Tools: You’ll need a tape measure, level, pencil, hammer and hooks. For small pictures one hook will do, for larger pictures use two hooks. They will help keep the picture straight. Make sure you buy hooks that are right for your artwork’s weight.
Height and spacing: Experts recommend that the center of a picture be 59” from the floor, an average eye-level. If you are hanging a group, it’s recommended that 2” should be the spacing between them. If the pieces are smaller 1” is fine.
- Mark center of wall
- Mark picture height
- Mark where the top of the frame rests against the wall when held at proper height
- Measure distance from the top of frame to the hanging wire. Then measure down the same distance from the mark of the top of the frame on the wall
- Pinpoint the place where your nail will go and mark with an x
- Place the nail on top of a piece of Scotch tape (prevents paint chipping)
- Hammer nail at a slight angle
- Place frame on the nail and adjust
- Rest a level on top of the frame and adjust for straightness
Hanging groups of pictures:
- I personally like mixing different sizes to keep it interesting, but I use the same mats and frames so as to not distract from the pictures themselves. Using the same frames and mats helps to unify the group and gives a ‘clean’ and uncluttered look to the grouping.
- Smaller art looks better in pairs or in a group.
- Some designers recommend using an odd number of pictures, others recommend using an even number. You’ll get a sense of what you like when you lay them all out on the floor.
- If you are hanging a group, it’s recommended that 2” should be the spacing between them. If the pieces are smaller 1” is fine.
- Talk about groups! Check out this photo of a Chicago staircase from Metropolitan Home!
- To get the placing correct, either lay the pictures out on the floor or cut out brown paper in the exact shapes and tape them to your wall.

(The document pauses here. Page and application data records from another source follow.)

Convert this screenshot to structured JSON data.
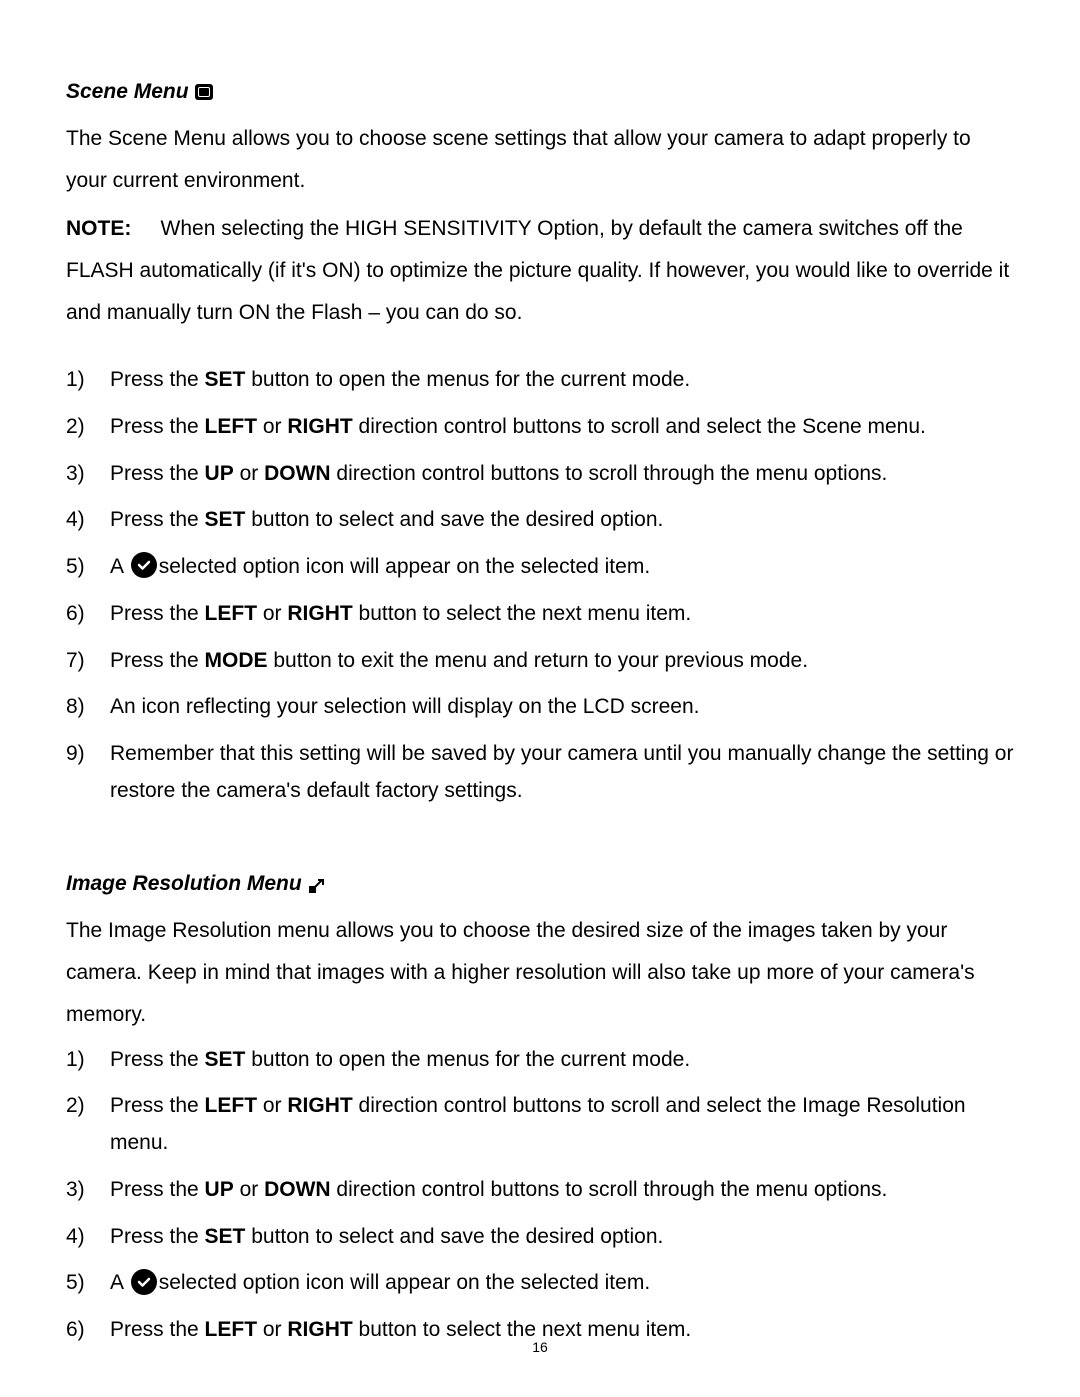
{
  "section1": {
    "heading": "Scene Menu",
    "intro": "The Scene Menu allows you to choose scene settings that allow your camera to adapt properly to your current environment.",
    "noteLabel": "NOTE:",
    "noteText": "When selecting the HIGH SENSITIVITY Option, by default the camera switches off the FLASH automatically (if it's ON) to optimize the picture quality. If however, you would like to override it and manually turn ON the Flash – you can do so.",
    "steps": [
      {
        "n": "1)",
        "pre": "Press the ",
        "bold": "SET",
        "post": " button to open the menus for the current mode."
      },
      {
        "n": "2)",
        "pre": "Press the ",
        "bold": "LEFT",
        "mid": " or ",
        "bold2": "RIGHT",
        "post": " direction control buttons to scroll and select the Scene menu."
      },
      {
        "n": "3)",
        "pre": "Press the ",
        "bold": "UP",
        "mid": " or ",
        "bold2": "DOWN",
        "post": " direction control buttons to scroll through the menu options."
      },
      {
        "n": "4)",
        "pre": "Press the ",
        "bold": "SET",
        "post": " button to select and save the desired option."
      },
      {
        "n": "5)",
        "pre": "A ",
        "icon": true,
        "post": "selected option icon will appear on the selected item."
      },
      {
        "n": "6)",
        "pre": "Press the ",
        "bold": "LEFT",
        "mid": " or ",
        "bold2": "RIGHT",
        "post": " button to select the next menu item."
      },
      {
        "n": "7)",
        "pre": "Press the ",
        "bold": "MODE",
        "post": " button to exit the menu and return to your previous mode."
      },
      {
        "n": "8)",
        "text": "An icon reflecting your selection will display on the LCD screen."
      },
      {
        "n": "9)",
        "text": "Remember that this setting will be saved by your camera until you manually change the setting or restore the camera's default factory settings."
      }
    ]
  },
  "section2": {
    "heading": "Image Resolution Menu",
    "intro": "The Image Resolution menu allows you to choose the desired size of the images taken by your camera. Keep in mind that images with a higher resolution will also take up more of your camera's memory.",
    "steps": [
      {
        "n": "1)",
        "pre": "Press the ",
        "bold": "SET",
        "post": " button to open the menus for the current mode."
      },
      {
        "n": "2)",
        "pre": "Press the ",
        "bold": "LEFT",
        "mid": " or ",
        "bold2": "RIGHT",
        "post": " direction control buttons to scroll and select the Image Resolution menu."
      },
      {
        "n": "3)",
        "pre": "Press the ",
        "bold": "UP",
        "mid": " or ",
        "bold2": "DOWN",
        "post": " direction control buttons to scroll through the menu options."
      },
      {
        "n": "4)",
        "pre": "Press the ",
        "bold": "SET",
        "post": " button to select and save the desired option."
      },
      {
        "n": "5)",
        "pre": "A ",
        "icon": true,
        "post": "selected option icon will appear on the selected item."
      },
      {
        "n": "6)",
        "pre": "Press the ",
        "bold": "LEFT",
        "mid": " or ",
        "bold2": "RIGHT",
        "post": " button to select the next menu item."
      }
    ]
  },
  "pageNumber": "16"
}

- Consider unusual places for pictures. I like to hang some running down the front dividers on a bookcase, or the side of an armoire, or the back of a door.
The best advice I’ve read is not to be afraid to hang your artwork. The nails with picture hooks won’t do any damage so if you need to move the piece, don’t sweat it!
p.s. If you’re a visual learner, here’s a video: https://youtu.be/YSavjobleSo